▶ [The input]
--*--

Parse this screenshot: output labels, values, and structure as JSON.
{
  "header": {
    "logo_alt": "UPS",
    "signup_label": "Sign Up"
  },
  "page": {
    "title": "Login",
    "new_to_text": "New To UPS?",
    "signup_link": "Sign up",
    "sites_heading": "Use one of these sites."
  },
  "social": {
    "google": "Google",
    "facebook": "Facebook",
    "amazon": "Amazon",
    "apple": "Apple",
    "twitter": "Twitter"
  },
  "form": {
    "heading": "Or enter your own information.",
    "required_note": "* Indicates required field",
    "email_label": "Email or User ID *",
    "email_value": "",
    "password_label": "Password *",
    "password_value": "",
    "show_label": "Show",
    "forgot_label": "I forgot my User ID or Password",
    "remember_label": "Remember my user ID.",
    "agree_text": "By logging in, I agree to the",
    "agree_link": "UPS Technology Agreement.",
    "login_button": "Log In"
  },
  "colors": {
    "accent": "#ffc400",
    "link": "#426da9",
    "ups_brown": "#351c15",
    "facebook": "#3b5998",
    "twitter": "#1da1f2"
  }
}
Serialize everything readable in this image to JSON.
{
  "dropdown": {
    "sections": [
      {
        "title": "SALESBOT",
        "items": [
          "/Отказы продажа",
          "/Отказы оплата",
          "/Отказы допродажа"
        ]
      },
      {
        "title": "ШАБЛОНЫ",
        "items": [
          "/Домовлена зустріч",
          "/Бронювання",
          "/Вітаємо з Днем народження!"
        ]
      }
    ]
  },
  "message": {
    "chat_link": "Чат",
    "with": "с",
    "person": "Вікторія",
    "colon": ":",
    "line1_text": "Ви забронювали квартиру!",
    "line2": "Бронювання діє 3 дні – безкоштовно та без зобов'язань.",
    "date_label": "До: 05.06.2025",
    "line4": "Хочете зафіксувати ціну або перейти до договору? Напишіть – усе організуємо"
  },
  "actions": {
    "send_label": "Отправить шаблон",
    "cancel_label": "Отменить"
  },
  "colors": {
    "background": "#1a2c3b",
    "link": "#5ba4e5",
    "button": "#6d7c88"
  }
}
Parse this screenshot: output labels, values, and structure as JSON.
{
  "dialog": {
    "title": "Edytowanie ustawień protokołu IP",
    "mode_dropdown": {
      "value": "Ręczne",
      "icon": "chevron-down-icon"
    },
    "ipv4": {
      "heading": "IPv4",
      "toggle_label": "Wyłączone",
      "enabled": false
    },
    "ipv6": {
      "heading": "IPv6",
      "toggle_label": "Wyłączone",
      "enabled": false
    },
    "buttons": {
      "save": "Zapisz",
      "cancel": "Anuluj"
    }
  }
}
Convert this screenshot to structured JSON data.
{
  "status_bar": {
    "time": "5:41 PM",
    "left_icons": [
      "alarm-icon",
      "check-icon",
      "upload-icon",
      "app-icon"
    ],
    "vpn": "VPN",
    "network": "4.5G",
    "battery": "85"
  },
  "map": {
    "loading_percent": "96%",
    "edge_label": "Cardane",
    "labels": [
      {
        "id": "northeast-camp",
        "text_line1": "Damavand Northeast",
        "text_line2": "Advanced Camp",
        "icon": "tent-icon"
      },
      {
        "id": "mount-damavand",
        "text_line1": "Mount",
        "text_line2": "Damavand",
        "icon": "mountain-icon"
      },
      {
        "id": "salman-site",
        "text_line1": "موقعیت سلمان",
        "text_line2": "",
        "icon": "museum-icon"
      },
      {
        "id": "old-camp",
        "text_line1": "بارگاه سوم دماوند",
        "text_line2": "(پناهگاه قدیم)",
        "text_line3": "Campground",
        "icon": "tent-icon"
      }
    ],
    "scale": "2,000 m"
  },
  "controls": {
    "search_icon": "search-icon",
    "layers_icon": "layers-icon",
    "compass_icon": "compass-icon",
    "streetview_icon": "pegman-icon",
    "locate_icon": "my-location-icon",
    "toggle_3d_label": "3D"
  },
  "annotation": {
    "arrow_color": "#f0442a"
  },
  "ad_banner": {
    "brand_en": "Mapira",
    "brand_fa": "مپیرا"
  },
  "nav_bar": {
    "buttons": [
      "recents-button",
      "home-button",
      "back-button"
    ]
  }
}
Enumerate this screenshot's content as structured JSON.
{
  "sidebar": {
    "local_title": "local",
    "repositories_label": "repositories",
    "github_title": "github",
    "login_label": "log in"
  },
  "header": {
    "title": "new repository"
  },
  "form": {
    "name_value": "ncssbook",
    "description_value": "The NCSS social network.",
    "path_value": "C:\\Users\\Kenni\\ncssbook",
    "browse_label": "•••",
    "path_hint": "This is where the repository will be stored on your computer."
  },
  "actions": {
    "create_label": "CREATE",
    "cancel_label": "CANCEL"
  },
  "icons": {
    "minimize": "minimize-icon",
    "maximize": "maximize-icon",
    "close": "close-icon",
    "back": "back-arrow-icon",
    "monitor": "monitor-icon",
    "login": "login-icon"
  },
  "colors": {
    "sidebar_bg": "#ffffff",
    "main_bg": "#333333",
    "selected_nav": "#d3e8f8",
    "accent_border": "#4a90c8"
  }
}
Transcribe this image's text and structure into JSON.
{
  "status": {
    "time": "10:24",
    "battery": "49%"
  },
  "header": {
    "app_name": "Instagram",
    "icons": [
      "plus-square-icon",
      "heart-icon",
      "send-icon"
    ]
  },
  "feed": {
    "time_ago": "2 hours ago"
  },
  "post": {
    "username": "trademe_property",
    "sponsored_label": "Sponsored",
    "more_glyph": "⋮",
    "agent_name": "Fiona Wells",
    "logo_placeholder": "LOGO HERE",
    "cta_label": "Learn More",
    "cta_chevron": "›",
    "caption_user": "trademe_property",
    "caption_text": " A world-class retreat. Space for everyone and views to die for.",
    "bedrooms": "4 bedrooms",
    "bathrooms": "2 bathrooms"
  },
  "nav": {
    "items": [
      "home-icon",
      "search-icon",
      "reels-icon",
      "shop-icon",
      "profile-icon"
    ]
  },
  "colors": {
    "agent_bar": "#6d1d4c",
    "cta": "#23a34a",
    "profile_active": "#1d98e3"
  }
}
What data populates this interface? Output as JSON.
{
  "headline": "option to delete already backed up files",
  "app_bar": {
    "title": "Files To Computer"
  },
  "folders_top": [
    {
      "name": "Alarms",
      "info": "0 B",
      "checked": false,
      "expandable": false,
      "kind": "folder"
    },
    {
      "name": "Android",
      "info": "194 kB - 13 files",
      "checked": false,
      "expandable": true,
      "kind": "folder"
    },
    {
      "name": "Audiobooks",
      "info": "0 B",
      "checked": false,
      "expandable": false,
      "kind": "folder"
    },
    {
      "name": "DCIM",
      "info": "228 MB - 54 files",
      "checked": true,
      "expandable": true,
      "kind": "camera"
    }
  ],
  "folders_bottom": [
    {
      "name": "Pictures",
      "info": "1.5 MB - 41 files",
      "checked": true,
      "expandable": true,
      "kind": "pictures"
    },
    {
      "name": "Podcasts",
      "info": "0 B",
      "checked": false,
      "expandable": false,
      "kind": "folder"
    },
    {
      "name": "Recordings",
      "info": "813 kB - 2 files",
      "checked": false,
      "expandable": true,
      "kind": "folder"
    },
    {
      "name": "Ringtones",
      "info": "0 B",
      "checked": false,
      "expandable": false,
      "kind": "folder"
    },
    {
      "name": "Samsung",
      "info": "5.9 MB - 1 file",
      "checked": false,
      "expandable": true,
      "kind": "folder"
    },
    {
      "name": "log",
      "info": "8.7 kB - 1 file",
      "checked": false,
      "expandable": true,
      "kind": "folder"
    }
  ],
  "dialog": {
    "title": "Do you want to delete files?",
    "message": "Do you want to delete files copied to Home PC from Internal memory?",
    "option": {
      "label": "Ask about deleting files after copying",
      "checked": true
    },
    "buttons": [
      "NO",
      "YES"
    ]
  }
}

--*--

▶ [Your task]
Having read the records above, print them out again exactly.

▶ [Exercise response]
Parse this screenshot: output labels, values, and structure as JSON.
{
  "header": {
    "logo_alt": "UPS",
    "signup_label": "Sign Up"
  },
  "page": {
    "title": "Login",
    "new_to_text": "New To UPS?",
    "signup_link": "Sign up",
    "sites_heading": "Use one of these sites."
  },
  "social": {
    "google": "Google",
    "facebook": "Facebook",
    "amazon": "Amazon",
    "apple": "Apple",
    "twitter": "Twitter"
  },
  "form": {
    "heading": "Or enter your own information.",
    "required_note": "* Indicates required field",
    "email_label": "Email or User ID *",
    "email_value": "",
    "password_label": "Password *",
    "password_value": "",
    "show_label": "Show",
    "forgot_label": "I forgot my User ID or Password",
    "remember_label": "Remember my user ID.",
    "agree_text": "By logging in, I agree to the",
    "agree_link": "UPS Technology Agreement.",
    "login_button": "Log In"
  },
  "colors": {
    "accent": "#ffc400",
    "link": "#426da9",
    "ups_brown": "#351c15",
    "facebook": "#3b5998",
    "twitter": "#1da1f2"
  }
}
Serialize everything readable in this image to JSON.
{
  "dropdown": {
    "sections": [
      {
        "title": "SALESBOT",
        "items": [
          "/Отказы продажа",
          "/Отказы оплата",
          "/Отказы допродажа"
        ]
      },
      {
        "title": "ШАБЛОНЫ",
        "items": [
          "/Домовлена зустріч",
          "/Бронювання",
          "/Вітаємо з Днем народження!"
        ]
      }
    ]
  },
  "message": {
    "chat_link": "Чат",
    "with": "с",
    "person": "Вікторія",
    "colon": ":",
    "line1_text": "Ви забронювали квартиру!",
    "line2": "Бронювання діє 3 дні – безкоштовно та без зобов'язань.",
    "date_label": "До: 05.06.2025",
    "line4": "Хочете зафіксувати ціну або перейти до договору? Напишіть – усе організуємо"
  },
  "actions": {
    "send_label": "Отправить шаблон",
    "cancel_label": "Отменить"
  },
  "colors": {
    "background": "#1a2c3b",
    "link": "#5ba4e5",
    "button": "#6d7c88"
  }
}
Parse this screenshot: output labels, values, and structure as JSON.
{
  "dialog": {
    "title": "Edytowanie ustawień protokołu IP",
    "mode_dropdown": {
      "value": "Ręczne",
      "icon": "chevron-down-icon"
    },
    "ipv4": {
      "heading": "IPv4",
      "toggle_label": "Wyłączone",
      "enabled": false
    },
    "ipv6": {
      "heading": "IPv6",
      "toggle_label": "Wyłączone",
      "enabled": false
    },
    "buttons": {
      "save": "Zapisz",
      "cancel": "Anuluj"
    }
  }
}
Convert this screenshot to structured JSON data.
{
  "status_bar": {
    "time": "5:41 PM",
    "left_icons": [
      "alarm-icon",
      "check-icon",
      "upload-icon",
      "app-icon"
    ],
    "vpn": "VPN",
    "network": "4.5G",
    "battery": "85"
  },
  "map": {
    "loading_percent": "96%",
    "edge_label": "Cardane",
    "labels": [
      {
        "id": "northeast-camp",
        "text_line1": "Damavand Northeast",
        "text_line2": "Advanced Camp",
        "icon": "tent-icon"
      },
      {
        "id": "mount-damavand",
        "text_line1": "Mount",
        "text_line2": "Damavand",
        "icon": "mountain-icon"
      },
      {
        "id": "salman-site",
        "text_line1": "موقعیت سلمان",
        "text_line2": "",
        "icon": "museum-icon"
      },
      {
        "id": "old-camp",
        "text_line1": "بارگاه سوم دماوند",
        "text_line2": "(پناهگاه قدیم)",
        "text_line3": "Campground",
        "icon": "tent-icon"
      }
    ],
    "scale": "2,000 m"
  },
  "controls": {
    "search_icon": "search-icon",
    "layers_icon": "layers-icon",
    "compass_icon": "compass-icon",
    "streetview_icon": "pegman-icon",
    "locate_icon": "my-location-icon",
    "toggle_3d_label": "3D"
  },
  "annotation": {
    "arrow_color": "#f0442a"
  },
  "ad_banner": {
    "brand_en": "Mapira",
    "brand_fa": "مپیرا"
  },
  "nav_bar": {
    "buttons": [
      "recents-button",
      "home-button",
      "back-button"
    ]
  }
}
Enumerate this screenshot's content as structured JSON.
{
  "sidebar": {
    "local_title": "local",
    "repositories_label": "repositories",
    "github_title": "github",
    "login_label": "log in"
  },
  "header": {
    "title": "new repository"
  },
  "form": {
    "name_value": "ncssbook",
    "description_value": "The NCSS social network.",
    "path_value": "C:\\Users\\Kenni\\ncssbook",
    "browse_label": "•••",
    "path_hint": "This is where the repository will be stored on your computer."
  },
  "actions": {
    "create_label": "CREATE",
    "cancel_label": "CANCEL"
  },
  "icons": {
    "minimize": "minimize-icon",
    "maximize": "maximize-icon",
    "close": "close-icon",
    "back": "back-arrow-icon",
    "monitor": "monitor-icon",
    "login": "login-icon"
  },
  "colors": {
    "sidebar_bg": "#ffffff",
    "main_bg": "#333333",
    "selected_nav": "#d3e8f8",
    "accent_border": "#4a90c8"
  }
}
Transcribe this image's text and structure into JSON.
{
  "status": {
    "time": "10:24",
    "battery": "49%"
  },
  "header": {
    "app_name": "Instagram",
    "icons": [
      "plus-square-icon",
      "heart-icon",
      "send-icon"
    ]
  },
  "feed": {
    "time_ago": "2 hours ago"
  },
  "post": {
    "username": "trademe_property",
    "sponsored_label": "Sponsored",
    "more_glyph": "⋮",
    "agent_name": "Fiona Wells",
    "logo_placeholder": "LOGO HERE",
    "cta_label": "Learn More",
    "cta_chevron": "›",
    "caption_user": "trademe_property",
    "caption_text": " A world-class retreat. Space for everyone and views to die for.",
    "bedrooms": "4 bedrooms",
    "bathrooms": "2 bathrooms"
  },
  "nav": {
    "items": [
      "home-icon",
      "search-icon",
      "reels-icon",
      "shop-icon",
      "profile-icon"
    ]
  },
  "colors": {
    "agent_bar": "#6d1d4c",
    "cta": "#23a34a",
    "profile_active": "#1d98e3"
  }
}
What data populates this interface? Output as JSON.
{
  "headline": "option to delete already backed up files",
  "app_bar": {
    "title": "Files To Computer"
  },
  "folders_top": [
    {
      "name": "Alarms",
      "info": "0 B",
      "checked": false,
      "expandable": false,
      "kind": "folder"
    },
    {
      "name": "Android",
      "info": "194 kB - 13 files",
      "checked": false,
      "expandable": true,
      "kind": "folder"
    },
    {
      "name": "Audiobooks",
      "info": "0 B",
      "checked": false,
      "expandable": false,
      "kind": "folder"
    },
    {
      "name": "DCIM",
      "info": "228 MB - 54 files",
      "checked": true,
      "expandable": true,
      "kind": "camera"
    }
  ],
  "folders_bottom": [
    {
      "name": "Pictures",
      "info": "1.5 MB - 41 files",
      "checked": true,
      "expandable": true,
      "kind": "pictures"
    },
    {
      "name": "Podcasts",
      "info": "0 B",
      "checked": false,
      "expandable": false,
      "kind": "folder"
    },
    {
      "name": "Recordings",
      "info": "813 kB - 2 files",
      "checked": false,
      "expandable": true,
      "kind": "folder"
    },
    {
      "name": "Ringtones",
      "info": "0 B",
      "checked": false,
      "expandable": false,
      "kind": "folder"
    },
    {
      "name": "Samsung",
      "info": "5.9 MB - 1 file",
      "checked": false,
      "expandable": true,
      "kind": "folder"
    },
    {
      "name": "log",
      "info": "8.7 kB - 1 file",
      "checked": false,
      "expandable": true,
      "kind": "folder"
    }
  ],
  "dialog": {
    "title": "Do you want to delete files?",
    "message": "Do you want to delete files copied to Home PC from Internal memory?",
    "option": {
      "label": "Ask about deleting files after copying",
      "checked": true
    },
    "buttons": [
      "NO",
      "YES"
    ]
  }
}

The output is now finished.